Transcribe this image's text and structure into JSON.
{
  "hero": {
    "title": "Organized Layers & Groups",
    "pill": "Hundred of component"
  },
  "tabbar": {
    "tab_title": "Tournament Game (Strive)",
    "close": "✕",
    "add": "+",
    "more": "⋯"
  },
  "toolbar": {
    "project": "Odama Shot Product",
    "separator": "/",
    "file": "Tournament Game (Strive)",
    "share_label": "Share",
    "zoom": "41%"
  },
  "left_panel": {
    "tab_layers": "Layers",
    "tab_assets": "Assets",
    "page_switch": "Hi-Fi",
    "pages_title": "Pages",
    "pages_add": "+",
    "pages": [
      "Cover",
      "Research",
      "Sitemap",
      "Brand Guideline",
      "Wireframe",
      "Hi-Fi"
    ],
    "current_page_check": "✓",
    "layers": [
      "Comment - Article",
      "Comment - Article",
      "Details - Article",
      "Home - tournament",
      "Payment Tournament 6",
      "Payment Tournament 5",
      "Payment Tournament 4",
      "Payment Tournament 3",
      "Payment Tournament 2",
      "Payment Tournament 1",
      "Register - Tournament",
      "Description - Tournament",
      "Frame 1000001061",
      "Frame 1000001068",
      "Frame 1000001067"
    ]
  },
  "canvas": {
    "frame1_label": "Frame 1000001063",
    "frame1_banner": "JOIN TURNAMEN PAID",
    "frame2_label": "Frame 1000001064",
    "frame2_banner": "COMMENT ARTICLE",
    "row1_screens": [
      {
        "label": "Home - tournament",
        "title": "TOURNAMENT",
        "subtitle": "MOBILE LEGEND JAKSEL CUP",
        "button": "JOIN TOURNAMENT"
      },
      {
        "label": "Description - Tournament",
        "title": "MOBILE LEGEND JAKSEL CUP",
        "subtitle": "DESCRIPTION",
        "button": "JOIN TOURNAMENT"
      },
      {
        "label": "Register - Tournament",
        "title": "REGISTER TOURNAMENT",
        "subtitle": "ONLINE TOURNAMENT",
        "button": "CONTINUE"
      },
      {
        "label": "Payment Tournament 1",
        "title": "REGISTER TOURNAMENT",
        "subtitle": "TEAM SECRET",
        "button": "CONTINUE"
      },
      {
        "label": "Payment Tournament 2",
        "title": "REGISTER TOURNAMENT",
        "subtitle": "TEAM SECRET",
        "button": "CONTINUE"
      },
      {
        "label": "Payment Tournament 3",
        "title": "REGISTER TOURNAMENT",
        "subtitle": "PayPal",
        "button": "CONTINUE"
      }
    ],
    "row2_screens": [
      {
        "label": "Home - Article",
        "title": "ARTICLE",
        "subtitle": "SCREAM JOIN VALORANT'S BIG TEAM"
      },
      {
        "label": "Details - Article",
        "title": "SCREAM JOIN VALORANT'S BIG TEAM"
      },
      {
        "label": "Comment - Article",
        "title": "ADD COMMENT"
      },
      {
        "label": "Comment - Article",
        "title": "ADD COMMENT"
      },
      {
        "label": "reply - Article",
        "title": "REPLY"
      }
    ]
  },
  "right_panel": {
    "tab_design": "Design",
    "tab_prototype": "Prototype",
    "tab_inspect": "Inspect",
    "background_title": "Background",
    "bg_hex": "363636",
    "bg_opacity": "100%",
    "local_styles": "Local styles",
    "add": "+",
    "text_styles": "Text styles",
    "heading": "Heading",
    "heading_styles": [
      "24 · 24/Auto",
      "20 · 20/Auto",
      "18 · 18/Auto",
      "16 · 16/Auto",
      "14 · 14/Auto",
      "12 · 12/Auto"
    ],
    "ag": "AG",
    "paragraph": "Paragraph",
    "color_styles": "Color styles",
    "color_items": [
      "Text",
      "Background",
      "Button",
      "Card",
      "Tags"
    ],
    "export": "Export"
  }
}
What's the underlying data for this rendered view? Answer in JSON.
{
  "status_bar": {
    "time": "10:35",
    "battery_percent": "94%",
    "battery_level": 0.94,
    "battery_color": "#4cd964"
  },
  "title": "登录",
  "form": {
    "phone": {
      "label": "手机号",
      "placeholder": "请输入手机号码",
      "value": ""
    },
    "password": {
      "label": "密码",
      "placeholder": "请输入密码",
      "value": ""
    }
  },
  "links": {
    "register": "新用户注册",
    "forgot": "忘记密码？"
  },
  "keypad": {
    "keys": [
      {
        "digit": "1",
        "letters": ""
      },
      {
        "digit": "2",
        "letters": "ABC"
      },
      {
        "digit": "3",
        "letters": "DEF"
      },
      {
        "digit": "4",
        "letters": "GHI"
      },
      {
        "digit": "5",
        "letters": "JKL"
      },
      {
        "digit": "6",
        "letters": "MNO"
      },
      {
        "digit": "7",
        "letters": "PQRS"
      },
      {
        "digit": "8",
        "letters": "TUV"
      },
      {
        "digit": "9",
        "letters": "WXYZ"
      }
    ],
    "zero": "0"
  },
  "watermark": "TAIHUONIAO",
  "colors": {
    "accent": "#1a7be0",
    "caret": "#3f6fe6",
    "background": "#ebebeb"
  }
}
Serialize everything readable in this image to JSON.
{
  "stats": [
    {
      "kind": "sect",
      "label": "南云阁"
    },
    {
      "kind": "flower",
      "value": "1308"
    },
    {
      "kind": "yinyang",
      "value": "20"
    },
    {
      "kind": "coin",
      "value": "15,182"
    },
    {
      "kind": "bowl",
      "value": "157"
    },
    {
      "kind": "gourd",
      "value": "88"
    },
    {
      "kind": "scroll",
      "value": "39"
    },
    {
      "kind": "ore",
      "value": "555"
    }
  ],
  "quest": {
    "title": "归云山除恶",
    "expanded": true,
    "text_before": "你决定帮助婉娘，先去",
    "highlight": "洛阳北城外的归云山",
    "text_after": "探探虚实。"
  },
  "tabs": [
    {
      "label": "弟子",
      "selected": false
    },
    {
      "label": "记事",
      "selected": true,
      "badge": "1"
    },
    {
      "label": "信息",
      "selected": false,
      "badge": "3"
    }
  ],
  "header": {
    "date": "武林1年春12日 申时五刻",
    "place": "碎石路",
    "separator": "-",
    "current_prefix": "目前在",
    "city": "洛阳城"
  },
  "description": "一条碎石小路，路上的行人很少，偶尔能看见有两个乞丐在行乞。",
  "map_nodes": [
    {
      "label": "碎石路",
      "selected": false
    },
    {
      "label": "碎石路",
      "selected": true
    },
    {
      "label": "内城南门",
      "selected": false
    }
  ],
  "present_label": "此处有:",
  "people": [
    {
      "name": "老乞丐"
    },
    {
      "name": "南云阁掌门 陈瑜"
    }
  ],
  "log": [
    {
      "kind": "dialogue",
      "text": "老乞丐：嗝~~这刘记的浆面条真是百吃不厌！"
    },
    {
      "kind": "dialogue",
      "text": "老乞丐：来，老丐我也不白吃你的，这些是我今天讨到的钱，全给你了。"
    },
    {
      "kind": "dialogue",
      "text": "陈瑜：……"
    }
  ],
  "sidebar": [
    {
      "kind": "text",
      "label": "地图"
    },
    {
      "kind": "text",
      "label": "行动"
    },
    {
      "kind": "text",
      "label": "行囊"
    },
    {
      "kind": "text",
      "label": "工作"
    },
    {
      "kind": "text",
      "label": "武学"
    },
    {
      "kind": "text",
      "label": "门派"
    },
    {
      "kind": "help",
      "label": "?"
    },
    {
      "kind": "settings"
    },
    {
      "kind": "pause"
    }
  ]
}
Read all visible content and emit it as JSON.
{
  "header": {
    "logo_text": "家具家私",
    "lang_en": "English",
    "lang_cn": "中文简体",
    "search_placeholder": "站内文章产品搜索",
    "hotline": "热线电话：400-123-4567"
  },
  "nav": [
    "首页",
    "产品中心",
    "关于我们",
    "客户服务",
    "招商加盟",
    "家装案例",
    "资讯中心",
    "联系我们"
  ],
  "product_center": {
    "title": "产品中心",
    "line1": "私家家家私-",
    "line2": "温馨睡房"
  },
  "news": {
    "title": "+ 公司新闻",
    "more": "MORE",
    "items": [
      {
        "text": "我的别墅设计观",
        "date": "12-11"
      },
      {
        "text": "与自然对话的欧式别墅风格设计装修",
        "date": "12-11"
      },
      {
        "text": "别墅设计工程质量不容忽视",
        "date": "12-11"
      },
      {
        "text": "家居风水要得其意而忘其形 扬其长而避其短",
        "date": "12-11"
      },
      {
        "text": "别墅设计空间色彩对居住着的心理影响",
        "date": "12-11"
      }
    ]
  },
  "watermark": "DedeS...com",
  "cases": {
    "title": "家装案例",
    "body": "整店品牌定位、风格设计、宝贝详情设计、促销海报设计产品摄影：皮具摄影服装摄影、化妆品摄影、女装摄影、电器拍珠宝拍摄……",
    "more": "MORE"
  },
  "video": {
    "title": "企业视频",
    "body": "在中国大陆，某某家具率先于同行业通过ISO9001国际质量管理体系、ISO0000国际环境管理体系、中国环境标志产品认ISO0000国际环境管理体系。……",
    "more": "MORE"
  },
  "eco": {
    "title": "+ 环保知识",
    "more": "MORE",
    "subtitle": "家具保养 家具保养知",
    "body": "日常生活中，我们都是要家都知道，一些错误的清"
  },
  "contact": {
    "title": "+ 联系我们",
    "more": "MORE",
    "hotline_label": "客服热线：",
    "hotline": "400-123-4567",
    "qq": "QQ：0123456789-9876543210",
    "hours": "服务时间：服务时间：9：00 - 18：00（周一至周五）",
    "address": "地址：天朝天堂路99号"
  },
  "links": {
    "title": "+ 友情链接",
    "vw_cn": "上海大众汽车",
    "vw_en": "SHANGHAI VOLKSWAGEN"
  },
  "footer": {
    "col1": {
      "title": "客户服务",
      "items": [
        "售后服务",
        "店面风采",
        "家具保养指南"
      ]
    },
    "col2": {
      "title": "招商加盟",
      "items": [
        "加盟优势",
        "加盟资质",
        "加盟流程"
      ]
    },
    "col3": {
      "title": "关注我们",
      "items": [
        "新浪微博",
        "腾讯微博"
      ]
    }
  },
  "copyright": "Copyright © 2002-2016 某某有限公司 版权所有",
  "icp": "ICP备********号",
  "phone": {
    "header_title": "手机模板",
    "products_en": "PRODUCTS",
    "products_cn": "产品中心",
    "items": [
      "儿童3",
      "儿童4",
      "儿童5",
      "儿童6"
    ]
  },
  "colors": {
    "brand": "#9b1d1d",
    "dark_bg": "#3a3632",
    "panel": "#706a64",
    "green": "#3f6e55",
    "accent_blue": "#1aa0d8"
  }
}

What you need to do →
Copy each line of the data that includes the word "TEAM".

Solution below →
        "subtitle": "TEAM SECRET",
        "subtitle": "TEAM SECRET",
        "subtitle": "SCREAM JOIN VALORANT'S BIG TEAM"
        "title": "SCREAM JOIN VALORANT'S BIG TEAM"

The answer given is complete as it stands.